Deputy President William Ruto has said his support for President Uhuru Kenyatta in the 2013 and 2017 elections was not a political debt that should be paid by Central Kenya when he runs for the top seat in 2022.
Speaking at a time when a sizeable section of the vote-rich region has vowed not to support him in the 2022 State House race, saying they owed him nothing, Mr Ruto said that the debate is unnecessary.
“There has been debate doing rounds on who owes who what... I want to remind leaders what Paul says in Romans 13:8; “Owe no man nothing except the debt of love for one another,” Mr Ruto said.
LOVE ONE ANOTHER
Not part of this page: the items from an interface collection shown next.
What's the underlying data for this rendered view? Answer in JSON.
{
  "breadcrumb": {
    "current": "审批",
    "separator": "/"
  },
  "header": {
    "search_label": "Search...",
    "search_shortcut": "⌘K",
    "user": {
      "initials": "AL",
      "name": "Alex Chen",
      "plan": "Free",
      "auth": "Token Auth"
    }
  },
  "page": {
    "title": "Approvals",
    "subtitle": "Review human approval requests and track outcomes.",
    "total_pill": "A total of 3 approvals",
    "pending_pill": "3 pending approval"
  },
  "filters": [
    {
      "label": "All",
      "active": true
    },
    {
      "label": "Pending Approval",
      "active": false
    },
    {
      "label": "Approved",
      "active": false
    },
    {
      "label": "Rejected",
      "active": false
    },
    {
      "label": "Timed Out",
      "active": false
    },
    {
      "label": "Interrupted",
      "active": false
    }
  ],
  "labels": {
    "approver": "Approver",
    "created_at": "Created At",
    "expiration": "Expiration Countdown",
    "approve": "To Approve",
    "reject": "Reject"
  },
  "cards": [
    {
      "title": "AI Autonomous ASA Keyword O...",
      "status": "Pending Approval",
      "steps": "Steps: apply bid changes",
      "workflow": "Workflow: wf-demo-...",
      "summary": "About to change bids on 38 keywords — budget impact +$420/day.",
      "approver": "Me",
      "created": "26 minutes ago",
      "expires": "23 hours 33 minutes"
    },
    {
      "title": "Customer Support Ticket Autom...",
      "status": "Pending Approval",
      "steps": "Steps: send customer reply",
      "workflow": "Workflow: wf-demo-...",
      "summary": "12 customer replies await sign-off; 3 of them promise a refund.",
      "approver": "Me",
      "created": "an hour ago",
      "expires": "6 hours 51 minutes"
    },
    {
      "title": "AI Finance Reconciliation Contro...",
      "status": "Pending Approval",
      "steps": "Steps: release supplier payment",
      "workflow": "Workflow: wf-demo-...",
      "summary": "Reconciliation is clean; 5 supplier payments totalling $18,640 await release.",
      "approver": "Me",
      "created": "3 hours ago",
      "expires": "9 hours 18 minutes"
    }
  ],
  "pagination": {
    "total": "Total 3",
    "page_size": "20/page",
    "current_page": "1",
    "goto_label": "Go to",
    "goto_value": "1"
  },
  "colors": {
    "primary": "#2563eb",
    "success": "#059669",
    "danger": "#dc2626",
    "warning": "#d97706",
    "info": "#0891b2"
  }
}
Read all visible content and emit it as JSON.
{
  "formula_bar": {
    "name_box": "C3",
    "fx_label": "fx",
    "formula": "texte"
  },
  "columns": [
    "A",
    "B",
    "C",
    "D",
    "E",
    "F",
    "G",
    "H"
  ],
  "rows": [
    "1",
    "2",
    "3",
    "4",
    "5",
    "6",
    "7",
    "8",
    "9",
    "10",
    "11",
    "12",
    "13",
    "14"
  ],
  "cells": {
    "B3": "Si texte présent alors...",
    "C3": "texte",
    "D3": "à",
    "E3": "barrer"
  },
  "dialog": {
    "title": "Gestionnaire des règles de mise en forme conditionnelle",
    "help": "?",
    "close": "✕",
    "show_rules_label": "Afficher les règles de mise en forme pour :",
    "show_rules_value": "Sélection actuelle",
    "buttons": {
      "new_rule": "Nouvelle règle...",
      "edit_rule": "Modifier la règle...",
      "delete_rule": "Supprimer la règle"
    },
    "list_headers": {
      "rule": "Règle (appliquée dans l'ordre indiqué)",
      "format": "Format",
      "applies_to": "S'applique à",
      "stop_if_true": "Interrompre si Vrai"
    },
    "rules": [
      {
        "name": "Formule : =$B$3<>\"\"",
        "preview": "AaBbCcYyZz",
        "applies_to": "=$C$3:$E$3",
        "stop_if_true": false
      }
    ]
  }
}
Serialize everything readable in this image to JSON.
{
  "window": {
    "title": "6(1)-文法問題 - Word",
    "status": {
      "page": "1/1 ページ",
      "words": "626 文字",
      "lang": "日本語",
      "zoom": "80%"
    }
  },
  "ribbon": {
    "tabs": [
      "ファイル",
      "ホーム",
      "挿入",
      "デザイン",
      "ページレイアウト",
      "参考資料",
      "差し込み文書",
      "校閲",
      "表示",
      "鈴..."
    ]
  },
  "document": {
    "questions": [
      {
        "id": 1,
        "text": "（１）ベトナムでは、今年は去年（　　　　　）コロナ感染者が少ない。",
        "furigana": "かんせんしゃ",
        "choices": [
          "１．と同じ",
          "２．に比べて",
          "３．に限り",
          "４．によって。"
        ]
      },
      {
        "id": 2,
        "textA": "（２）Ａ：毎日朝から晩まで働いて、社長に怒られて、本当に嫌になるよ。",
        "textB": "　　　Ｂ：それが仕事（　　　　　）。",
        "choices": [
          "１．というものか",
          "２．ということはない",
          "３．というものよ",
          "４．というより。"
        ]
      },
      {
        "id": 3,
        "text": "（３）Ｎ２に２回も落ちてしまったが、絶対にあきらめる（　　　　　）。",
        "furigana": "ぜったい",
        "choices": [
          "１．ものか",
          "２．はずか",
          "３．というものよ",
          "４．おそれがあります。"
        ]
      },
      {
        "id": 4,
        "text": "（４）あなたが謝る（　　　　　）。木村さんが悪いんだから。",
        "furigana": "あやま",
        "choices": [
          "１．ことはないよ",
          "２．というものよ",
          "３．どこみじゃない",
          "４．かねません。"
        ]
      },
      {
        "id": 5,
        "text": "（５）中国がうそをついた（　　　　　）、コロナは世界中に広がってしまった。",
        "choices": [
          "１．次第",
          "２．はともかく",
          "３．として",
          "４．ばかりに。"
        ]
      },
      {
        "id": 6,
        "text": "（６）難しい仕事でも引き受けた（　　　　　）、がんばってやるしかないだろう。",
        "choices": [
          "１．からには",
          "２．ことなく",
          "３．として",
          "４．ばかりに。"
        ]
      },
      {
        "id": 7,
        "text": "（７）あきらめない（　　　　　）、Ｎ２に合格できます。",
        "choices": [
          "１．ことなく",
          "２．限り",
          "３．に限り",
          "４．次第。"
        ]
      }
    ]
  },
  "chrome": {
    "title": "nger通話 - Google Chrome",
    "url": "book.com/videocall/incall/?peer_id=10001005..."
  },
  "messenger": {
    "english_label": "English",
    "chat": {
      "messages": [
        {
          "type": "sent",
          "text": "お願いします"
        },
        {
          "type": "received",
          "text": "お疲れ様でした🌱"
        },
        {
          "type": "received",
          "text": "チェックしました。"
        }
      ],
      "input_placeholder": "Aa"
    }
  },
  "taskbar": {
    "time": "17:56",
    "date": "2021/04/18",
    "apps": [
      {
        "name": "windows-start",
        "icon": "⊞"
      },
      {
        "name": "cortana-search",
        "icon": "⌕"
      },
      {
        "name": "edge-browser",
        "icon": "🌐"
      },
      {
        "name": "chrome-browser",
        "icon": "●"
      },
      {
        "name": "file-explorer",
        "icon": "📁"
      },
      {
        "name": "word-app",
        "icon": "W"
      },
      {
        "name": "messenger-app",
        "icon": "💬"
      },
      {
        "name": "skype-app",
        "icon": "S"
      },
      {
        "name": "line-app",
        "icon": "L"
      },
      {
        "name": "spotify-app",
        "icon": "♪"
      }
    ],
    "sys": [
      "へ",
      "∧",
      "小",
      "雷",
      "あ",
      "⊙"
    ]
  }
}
“That is the debt that all of us have, to love one another; no person, no community, no section of Kenya, owes anybody, including myself, anything.”
The deputy president was speaking Sunday to at the All Saints Cathedral in Nairobi where he donated Sh8 million and pledged Sh2 million more for the construction of a Sh1 billion children and teen centre.
The only debt that should be paid in full, the DP said, is that of leaders who promised to deliver after the elections.
Talk of political debt and whether or not Central Kenya — President Kenyatta’s support base — are obligated to vote for Mr Ruto in 2022 following what is said to be an agreement in 2013 for his boss to back him in his State House bid has hit headlines in the recent past, with the Jubilee Party divided almost in the middle on the issue.
Last week, a Gikuyu song titled Hatuna deni ya mtu (We owe nobody a debt) was circulated online, presumably as a continuation of talk on whether the second in command deserves a shot at the presidency and whether the Central Kenya bloc is indebted to cast the ballot in his favour.
So strong are the emotions in both camps that nominated Senator Isaac Mwaura told NTV last week that leaders are being asked to choose between “Kieleweke” (let it be understood” and “Tangatanga” (loitering) camps.
“Tangatanga,” he said, stood for those rooting for Mr Ruto’s presidential ambitions, while “Kieleweke”, which was invented by Nyeri Town MP Ngunjiri Wambugu, a known Ruto critic, stands for President Kenyatta’s Big Four agenda and national unity in the context of post-March 9 dispensation after the famous “handshake” between the President and opposition leader Raila Odinga.
BIG FOUR AGENDA
It was the same reference made by nominated MP Maina Kamanda on Saturday when he warned a section of Central Kenya leaders whom he said have now abandoned President Kenyatta’s Big Four agenda and the fight against graft, and are now in an overdrive with early campaigns for the DP.
"A section of the Mt Kenya leaders hung on the President's coat to secure their positions but they are now behaving as if they have another bigger master than the President. They have even gone a notch higher to publicly oppose his directive on lifestyle audits. We will not let them disrespect the head of state," Mr Kamanda said in Thuita village of Mathioya Constituency in Murang’a.
While speaking Sunday, Mr Ruto also dismissed people he said were opposed to his contributing huge amounts of money in church.
“We do not come to church as politicians, but as Christians and we are unapologetic about our faith. None of us is being asked to give beyond our means, and we when we do, we will do so cheerfully and proudly,” Mr Ruto said.
He was accompanied by Senate Speaker Ken Lusaka, Senate Majority Leader Kipchumba Murkomen, Health Cabinet Secretary Sicily Kariuki and MPs Kimani Ichung’wah (Kikuyu), Ndindi Nyoro (Kiharu), Sabina Chege (Murang’a County), and nominated Senator Naomi Waqo.